***** Records supplied *****

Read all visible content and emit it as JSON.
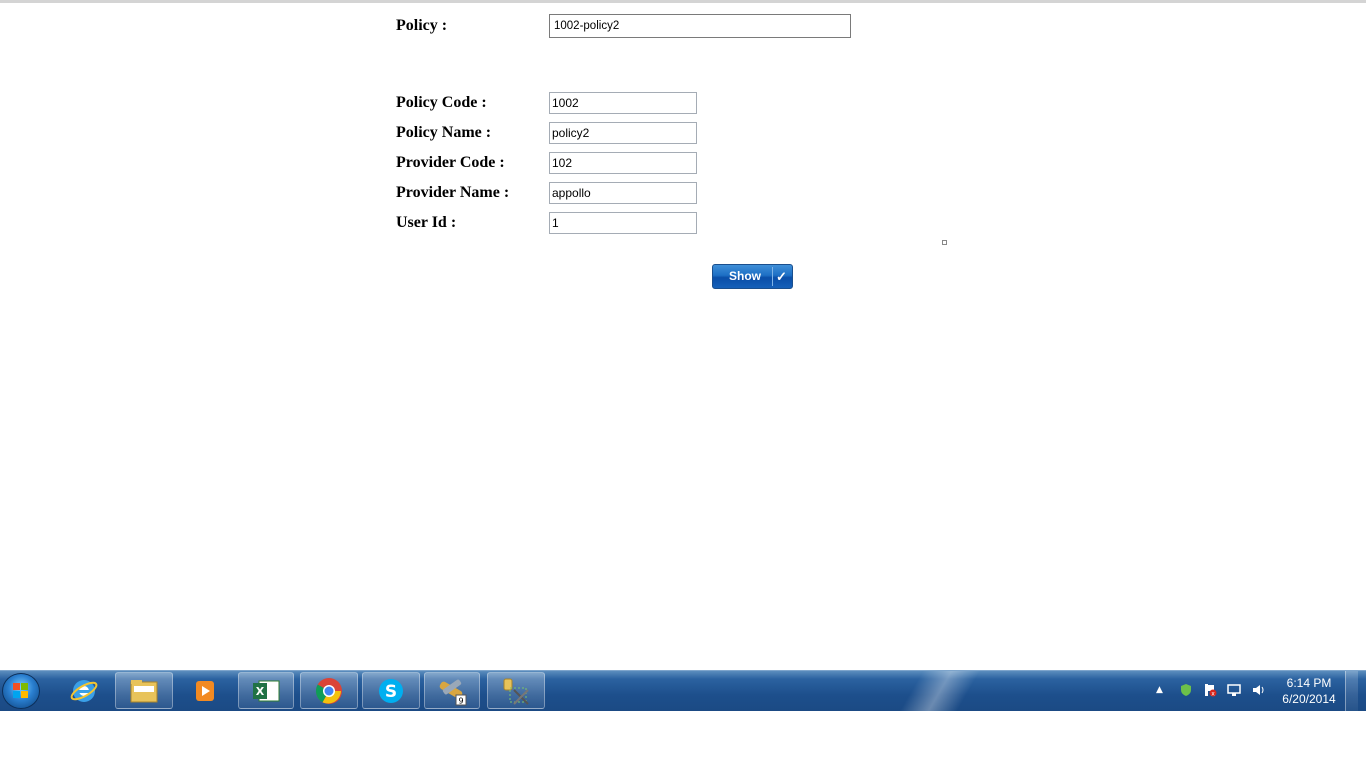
{
  "form": {
    "policy_label": "Policy :",
    "policy_value": "1002-policy2",
    "fields": [
      {
        "label": "Policy Code :",
        "value": "1002"
      },
      {
        "label": "Policy Name :",
        "value": "policy2"
      },
      {
        "label": "Provider Code :",
        "value": "102"
      },
      {
        "label": "Provider Name :",
        "value": "appollo"
      },
      {
        "label": "User Id :",
        "value": "1"
      }
    ],
    "show_button_label": "Show",
    "show_button_icon": "check-icon"
  },
  "taskbar": {
    "pinned": [
      {
        "name": "internet-explorer-icon"
      },
      {
        "name": "windows-explorer-icon"
      },
      {
        "name": "media-player-icon"
      },
      {
        "name": "excel-icon"
      },
      {
        "name": "chrome-icon"
      },
      {
        "name": "skype-icon"
      },
      {
        "name": "tools-icon",
        "badge": "9"
      },
      {
        "name": "sql-tools-icon"
      }
    ],
    "tray_icons": [
      "shield-icon",
      "action-center-icon",
      "network-icon",
      "volume-icon"
    ],
    "clock_time": "6:14 PM",
    "clock_date": "6/20/2014"
  },
  "colors": {
    "taskbar": "#1d4f8c",
    "button": "#1d6fc4"
  }
}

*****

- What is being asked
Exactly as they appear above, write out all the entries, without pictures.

- Your solution
Read all visible content and emit it as JSON.
{
  "form": {
    "policy_label": "Policy :",
    "policy_value": "1002-policy2",
    "fields": [
      {
        "label": "Policy Code :",
        "value": "1002"
      },
      {
        "label": "Policy Name :",
        "value": "policy2"
      },
      {
        "label": "Provider Code :",
        "value": "102"
      },
      {
        "label": "Provider Name :",
        "value": "appollo"
      },
      {
        "label": "User Id :",
        "value": "1"
      }
    ],
    "show_button_label": "Show",
    "show_button_icon": "check-icon"
  },
  "taskbar": {
    "pinned": [
      {
        "name": "internet-explorer-icon"
      },
      {
        "name": "windows-explorer-icon"
      },
      {
        "name": "media-player-icon"
      },
      {
        "name": "excel-icon"
      },
      {
        "name": "chrome-icon"
      },
      {
        "name": "skype-icon"
      },
      {
        "name": "tools-icon",
        "badge": "9"
      },
      {
        "name": "sql-tools-icon"
      }
    ],
    "tray_icons": [
      "shield-icon",
      "action-center-icon",
      "network-icon",
      "volume-icon"
    ],
    "clock_time": "6:14 PM",
    "clock_date": "6/20/2014"
  },
  "colors": {
    "taskbar": "#1d4f8c",
    "button": "#1d6fc4"
  }
}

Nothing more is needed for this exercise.